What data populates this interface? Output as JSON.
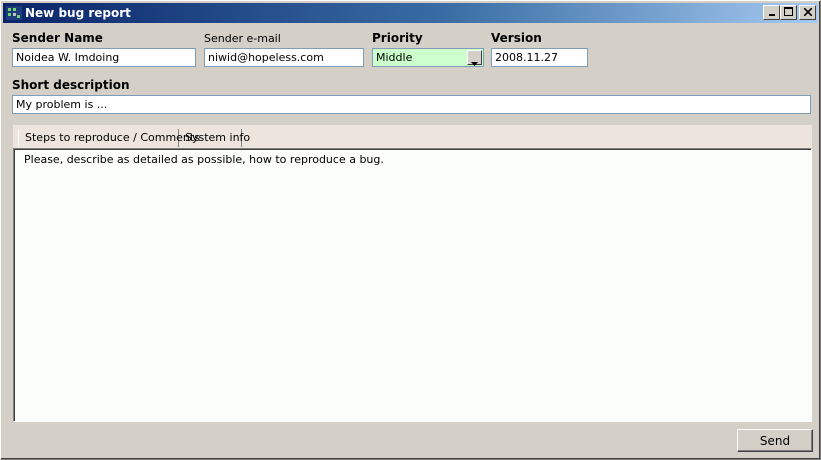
{
  "window": {
    "title": "New bug report",
    "icon": "bug-report-app-icon",
    "controls": [
      "minimize",
      "maximize",
      "close"
    ]
  },
  "form": {
    "sender_name_label": "Sender Name",
    "sender_name_value": "Noidea W. Imdoing",
    "sender_email_label": "Sender e-mail",
    "sender_email_value": "niwid@hopeless.com",
    "priority_label": "Priority",
    "priority_value": "Middle",
    "version_label": "Version",
    "version_value": "2008.11.27",
    "short_description_label": "Short description",
    "short_description_value": "My problem is ..."
  },
  "tabs": [
    {
      "label": "Steps to reproduce / Comments",
      "active": true
    },
    {
      "label": "System info",
      "active": false
    }
  ],
  "details": {
    "text": "Please, describe as detailed as possible, how to reproduce a bug."
  },
  "actions": {
    "send_label": "Send"
  },
  "colors": {
    "titlebar_start": "#0a246a",
    "titlebar_end": "#a6caf0",
    "priority_field_bg": "#ccffcc",
    "window_bg": "#d4d0c8"
  }
}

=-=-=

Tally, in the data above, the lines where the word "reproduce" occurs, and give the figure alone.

2